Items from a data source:

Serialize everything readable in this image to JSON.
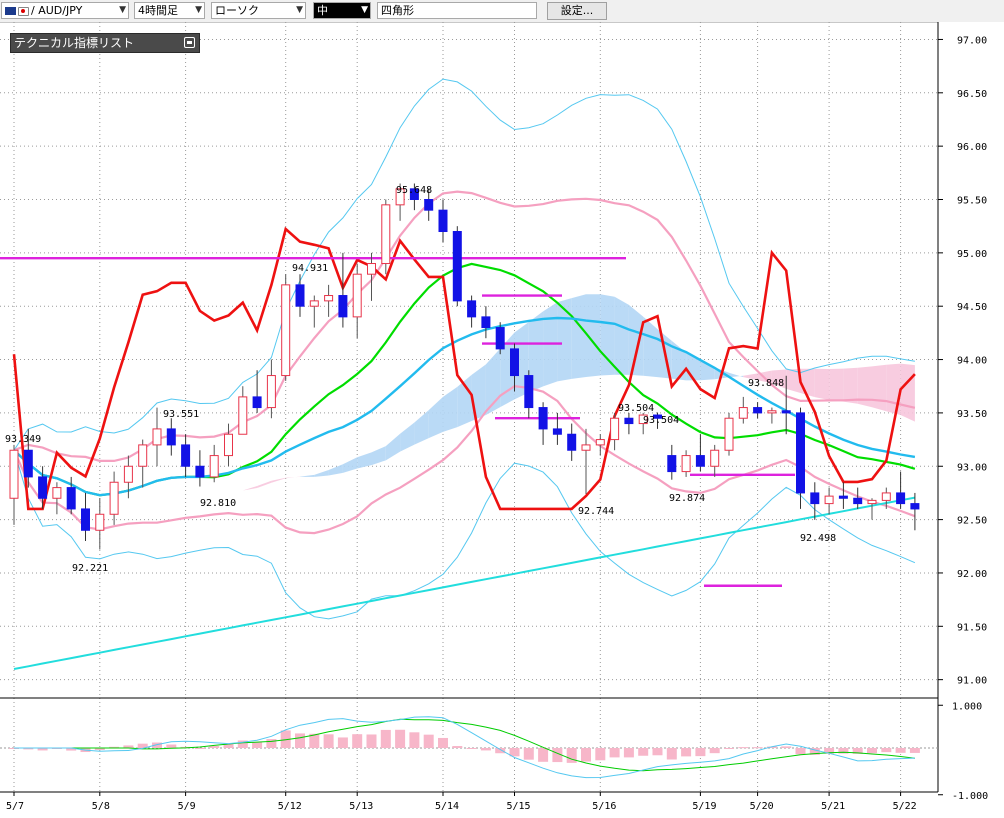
{
  "toolbar": {
    "pair": "/ AUD/JPY",
    "timeframe": "4時間足",
    "chart_type": "ローソク",
    "line_width": "中",
    "marker_shape": "四角形",
    "settings_label": "設定..."
  },
  "legend": {
    "title": "テクニカル指標リスト"
  },
  "colors": {
    "bull_body": "#ffffff",
    "bull_border": "#e8344a",
    "bear": "#1212e6",
    "bollinger": "#55c8f0",
    "bollinger_mid": "#f5a0c0",
    "ema": "#00dd00",
    "sma_long": "#22dddd",
    "rsi": "#ee1111",
    "hline": "#dd22dd",
    "cloud_bull": "#b3d6f5",
    "cloud_bear": "#f7c6dd"
  },
  "chart_data": {
    "type": "candlestick",
    "ylim": [
      90.5,
      97.25
    ],
    "y_ticks": [
      "91.00",
      "91.50",
      "92.00",
      "92.50",
      "93.00",
      "93.50",
      "94.00",
      "94.50",
      "95.00",
      "95.50",
      "96.00",
      "96.50",
      "97.00"
    ],
    "x_ticks": [
      "5/7",
      "5/8",
      "5/9",
      "5/12",
      "5/13",
      "5/14",
      "5/15",
      "5/16",
      "5/19",
      "5/20",
      "5/21",
      "5/22"
    ],
    "price_labels": [
      "93.349",
      "92.221",
      "93.551",
      "92.810",
      "94.931",
      "95.648",
      "93.504",
      "93.504",
      "92.744",
      "92.874",
      "93.848",
      "92.498"
    ],
    "horizontal_levels": [
      94.95,
      94.6,
      94.15,
      93.45,
      92.92,
      91.88
    ],
    "candles": [
      [
        92.7,
        93.2,
        92.45,
        93.15
      ],
      [
        93.15,
        93.35,
        92.8,
        92.9
      ],
      [
        92.9,
        93.0,
        92.6,
        92.7
      ],
      [
        92.7,
        92.85,
        92.55,
        92.8
      ],
      [
        92.8,
        92.9,
        92.55,
        92.6
      ],
      [
        92.6,
        92.75,
        92.3,
        92.4
      ],
      [
        92.4,
        92.7,
        92.22,
        92.55
      ],
      [
        92.55,
        92.95,
        92.45,
        92.85
      ],
      [
        92.85,
        93.1,
        92.7,
        93.0
      ],
      [
        93.0,
        93.25,
        92.8,
        93.2
      ],
      [
        93.2,
        93.55,
        93.0,
        93.35
      ],
      [
        93.35,
        93.45,
        93.1,
        93.2
      ],
      [
        93.2,
        93.3,
        92.9,
        93.0
      ],
      [
        93.0,
        93.15,
        92.81,
        92.9
      ],
      [
        92.9,
        93.2,
        92.85,
        93.1
      ],
      [
        93.1,
        93.4,
        93.0,
        93.3
      ],
      [
        93.3,
        93.75,
        93.6,
        93.65
      ],
      [
        93.65,
        93.9,
        93.5,
        93.55
      ],
      [
        93.55,
        94.0,
        93.45,
        93.85
      ],
      [
        93.85,
        94.8,
        93.8,
        94.7
      ],
      [
        94.7,
        94.8,
        94.4,
        94.5
      ],
      [
        94.5,
        94.6,
        94.3,
        94.55
      ],
      [
        94.55,
        94.7,
        94.4,
        94.6
      ],
      [
        94.6,
        95.0,
        94.3,
        94.4
      ],
      [
        94.4,
        94.9,
        94.2,
        94.8
      ],
      [
        94.8,
        95.0,
        94.55,
        94.9
      ],
      [
        94.9,
        95.5,
        94.8,
        95.45
      ],
      [
        95.45,
        95.65,
        95.3,
        95.6
      ],
      [
        95.6,
        95.65,
        95.4,
        95.5
      ],
      [
        95.5,
        95.6,
        95.3,
        95.4
      ],
      [
        95.4,
        95.5,
        95.1,
        95.2
      ],
      [
        95.2,
        95.25,
        94.5,
        94.55
      ],
      [
        94.55,
        94.6,
        94.3,
        94.4
      ],
      [
        94.4,
        94.5,
        94.2,
        94.3
      ],
      [
        94.3,
        94.35,
        94.05,
        94.1
      ],
      [
        94.1,
        94.15,
        93.7,
        93.85
      ],
      [
        93.85,
        93.9,
        93.45,
        93.55
      ],
      [
        93.55,
        93.6,
        93.2,
        93.35
      ],
      [
        93.35,
        93.5,
        93.2,
        93.3
      ],
      [
        93.3,
        93.4,
        93.05,
        93.15
      ],
      [
        93.15,
        93.35,
        92.74,
        93.2
      ],
      [
        93.2,
        93.3,
        93.1,
        93.25
      ],
      [
        93.25,
        93.5,
        93.15,
        93.45
      ],
      [
        93.45,
        93.5,
        93.3,
        93.4
      ],
      [
        93.4,
        93.5,
        93.3,
        93.48
      ],
      [
        93.48,
        93.504,
        93.35,
        93.45
      ],
      [
        93.1,
        93.2,
        92.874,
        92.95
      ],
      [
        92.95,
        93.15,
        92.9,
        93.1
      ],
      [
        93.1,
        93.3,
        92.95,
        93.0
      ],
      [
        93.0,
        93.2,
        92.9,
        93.15
      ],
      [
        93.15,
        93.5,
        93.1,
        93.45
      ],
      [
        93.45,
        93.65,
        93.4,
        93.55
      ],
      [
        93.55,
        93.6,
        93.45,
        93.5
      ],
      [
        93.5,
        93.55,
        93.4,
        93.52
      ],
      [
        93.52,
        93.848,
        93.3,
        93.5
      ],
      [
        93.5,
        93.55,
        92.6,
        92.75
      ],
      [
        92.75,
        92.85,
        92.498,
        92.65
      ],
      [
        92.65,
        92.8,
        92.55,
        92.72
      ],
      [
        92.72,
        92.85,
        92.6,
        92.7
      ],
      [
        92.7,
        92.8,
        92.6,
        92.65
      ],
      [
        92.65,
        92.7,
        92.5,
        92.68
      ],
      [
        92.68,
        92.8,
        92.6,
        92.75
      ],
      [
        92.75,
        92.95,
        92.6,
        92.65
      ],
      [
        92.65,
        92.75,
        92.4,
        92.6
      ]
    ],
    "oscillator": {
      "ylim": [
        -1.0,
        1.0
      ],
      "y_ticks": [
        "1.000",
        "-1.000"
      ]
    }
  }
}
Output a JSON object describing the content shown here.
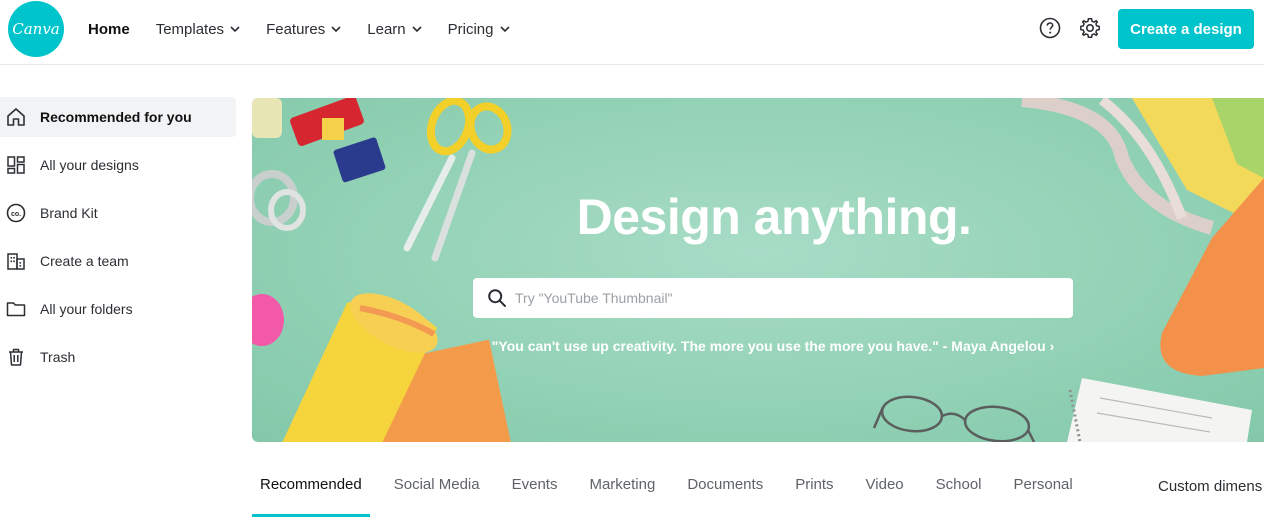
{
  "brand": {
    "logo_text": "Canva",
    "accent": "#00c4cc"
  },
  "nav": {
    "items": [
      {
        "label": "Home",
        "dropdown": false
      },
      {
        "label": "Templates",
        "dropdown": true
      },
      {
        "label": "Features",
        "dropdown": true
      },
      {
        "label": "Learn",
        "dropdown": true
      },
      {
        "label": "Pricing",
        "dropdown": true
      }
    ],
    "help_icon": "question-circle-icon",
    "settings_icon": "gear-icon",
    "cta_label": "Create a design"
  },
  "sidebar": {
    "items": [
      {
        "label": "Recommended for you",
        "icon": "home-icon",
        "active": true
      },
      {
        "label": "All your designs",
        "icon": "grid-icon",
        "active": false
      },
      {
        "label": "Brand Kit",
        "icon": "brand-kit-icon",
        "active": false
      },
      {
        "label": "Create a team",
        "icon": "team-building-icon",
        "active": false
      },
      {
        "label": "All your folders",
        "icon": "folder-icon",
        "active": false
      },
      {
        "label": "Trash",
        "icon": "trash-icon",
        "active": false
      }
    ]
  },
  "hero": {
    "title": "Design anything.",
    "search_placeholder": "Try \"YouTube Thumbnail\"",
    "quote": "\"You can't use up creativity. The more you use the more you have.\" - Maya Angelou ›"
  },
  "tabs": {
    "items": [
      "Recommended",
      "Social Media",
      "Events",
      "Marketing",
      "Documents",
      "Prints",
      "Video",
      "School",
      "Personal"
    ],
    "active_index": 0,
    "custom_label": "Custom dimens"
  }
}
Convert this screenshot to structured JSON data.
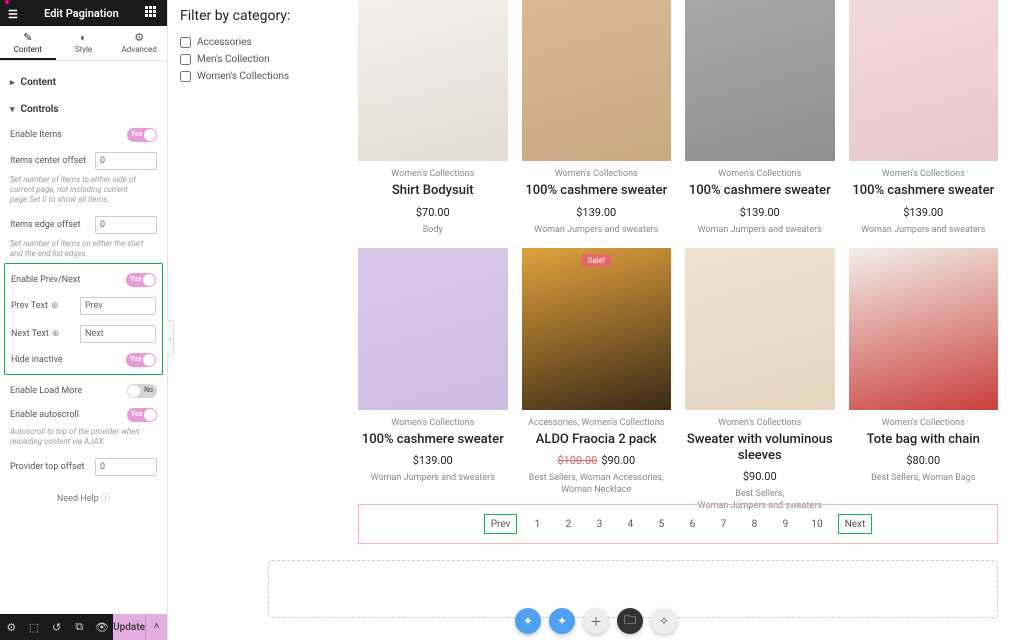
{
  "sidebar": {
    "title": "Edit Pagination",
    "tabs": {
      "content": "Content",
      "style": "Style",
      "advanced": "Advanced"
    },
    "sections": {
      "content": "Content",
      "controls": "Controls"
    },
    "controls": {
      "enable_items": {
        "label": "Enable Items",
        "value": true
      },
      "items_center_offset": {
        "label": "Items center offset",
        "value": "0",
        "help": "Set number of items to either side of current page, not including current page.Set 0 to show all items."
      },
      "items_edge_offset": {
        "label": "Items edge offset",
        "value": "0",
        "help": "Set number of items on either the start and the end list edges."
      },
      "enable_prevnext": {
        "label": "Enable Prev/Next",
        "value": true
      },
      "prev_text": {
        "label": "Prev Text",
        "value": "Prev"
      },
      "next_text": {
        "label": "Next Text",
        "value": "Next"
      },
      "hide_inactive": {
        "label": "Hide inactive",
        "value": true
      },
      "enable_load_more": {
        "label": "Enable Load More",
        "value": false
      },
      "enable_autoscroll": {
        "label": "Enable autoscroll",
        "value": true,
        "help": "Autoscroll to top of the provider when reloading content via AJAX."
      },
      "provider_top_offset": {
        "label": "Provider top offset",
        "value": "0"
      }
    },
    "need_help": "Need Help",
    "footer": {
      "update": "Update"
    }
  },
  "filter": {
    "heading": "Filter by category:",
    "items": [
      "Accessories",
      "Men's Collection",
      "Women's Collections"
    ]
  },
  "products": [
    {
      "cat": "Women's Collections",
      "name": "Shirt Bodysuit",
      "price": "$70.00",
      "tags": "Body",
      "tint": "linear-gradient(165deg,#f5f0ea,#e3dcd4)"
    },
    {
      "cat": "Women's Collections",
      "name": "100% cashmere sweater",
      "price": "$139.00",
      "tags": "Woman Jumpers and sweaters",
      "tint": "linear-gradient(165deg,#d9b995,#c8a981)"
    },
    {
      "cat": "Women's Collections",
      "name": "100% cashmere sweater",
      "price": "$139.00",
      "tags": "Woman Jumpers and sweaters",
      "tint": "linear-gradient(165deg,#a8a8a8,#8f8f8f)"
    },
    {
      "cat": "Women's Collections",
      "name": "100% cashmere sweater",
      "price": "$139.00",
      "tags": "Woman Jumpers and sweaters",
      "tint": "linear-gradient(165deg,#f2d9dc,#e7c8cc)"
    },
    {
      "cat": "Women's Collections",
      "name": "100% cashmere sweater",
      "price": "$139.00",
      "tags": "Woman Jumpers and sweaters",
      "tint": "linear-gradient(165deg,#d9c9e8,#cdbde0)"
    },
    {
      "cat": "Accessories, Women's Collections",
      "name": "ALDO Fraocia 2 pack",
      "price": "$90.00",
      "old": "$100.00",
      "tags": "Best Sellers, Woman Accessories, Woman Necklace",
      "sale": "Sale!",
      "tint": "linear-gradient(165deg,#e0a23c,#3b2a17)"
    },
    {
      "cat": "Women's Collections",
      "name": "Sweater with voluminous sleeves",
      "price": "$90.00",
      "tags": "Best Sellers,\nWoman Jumpers and sweaters",
      "tint": "linear-gradient(165deg,#efe2cf,#e4d6c1)"
    },
    {
      "cat": "Women's Collections",
      "name": "Tote bag with chain",
      "price": "$80.00",
      "tags": "Best Sellers, Woman Bags",
      "tint": "linear-gradient(165deg,#f2efe9,#c9403c)"
    }
  ],
  "pagination": {
    "prev": "Prev",
    "next": "Next",
    "pages": [
      "1",
      "2",
      "3",
      "4",
      "5",
      "6",
      "7",
      "8",
      "9",
      "10"
    ]
  }
}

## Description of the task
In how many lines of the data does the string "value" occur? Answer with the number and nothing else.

## Expected output
10